*PROBLEM REQUIREMENTS:*
Copy each line of the following data that contains "screenshot".

*EXTRACTED MATERIAL:*
◆ ◆ ◆ ◆ ◆ ◆ ◆
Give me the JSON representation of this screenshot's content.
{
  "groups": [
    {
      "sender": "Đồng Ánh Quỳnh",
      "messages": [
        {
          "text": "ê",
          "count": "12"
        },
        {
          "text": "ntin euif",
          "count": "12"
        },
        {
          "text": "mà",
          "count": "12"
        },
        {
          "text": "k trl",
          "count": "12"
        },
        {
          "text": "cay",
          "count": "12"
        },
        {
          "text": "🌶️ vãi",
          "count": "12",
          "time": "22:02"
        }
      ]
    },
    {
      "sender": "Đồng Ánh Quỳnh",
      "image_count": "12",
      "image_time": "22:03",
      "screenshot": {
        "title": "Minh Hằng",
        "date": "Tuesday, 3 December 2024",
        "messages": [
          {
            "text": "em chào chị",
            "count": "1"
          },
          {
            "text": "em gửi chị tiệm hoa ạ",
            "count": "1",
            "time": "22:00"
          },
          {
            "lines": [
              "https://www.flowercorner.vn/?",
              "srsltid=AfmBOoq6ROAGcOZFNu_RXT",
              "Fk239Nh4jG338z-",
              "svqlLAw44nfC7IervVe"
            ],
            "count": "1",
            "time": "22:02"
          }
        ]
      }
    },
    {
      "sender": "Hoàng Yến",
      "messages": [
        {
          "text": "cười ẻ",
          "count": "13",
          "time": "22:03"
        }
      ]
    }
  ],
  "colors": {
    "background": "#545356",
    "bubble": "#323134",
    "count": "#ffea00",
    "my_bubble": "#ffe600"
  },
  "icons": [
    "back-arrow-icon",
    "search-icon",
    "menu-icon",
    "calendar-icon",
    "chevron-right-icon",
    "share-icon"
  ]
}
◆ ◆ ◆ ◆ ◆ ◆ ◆
*REPLY:*
Give me the JSON representation of this screenshot's content.
      "screenshot": {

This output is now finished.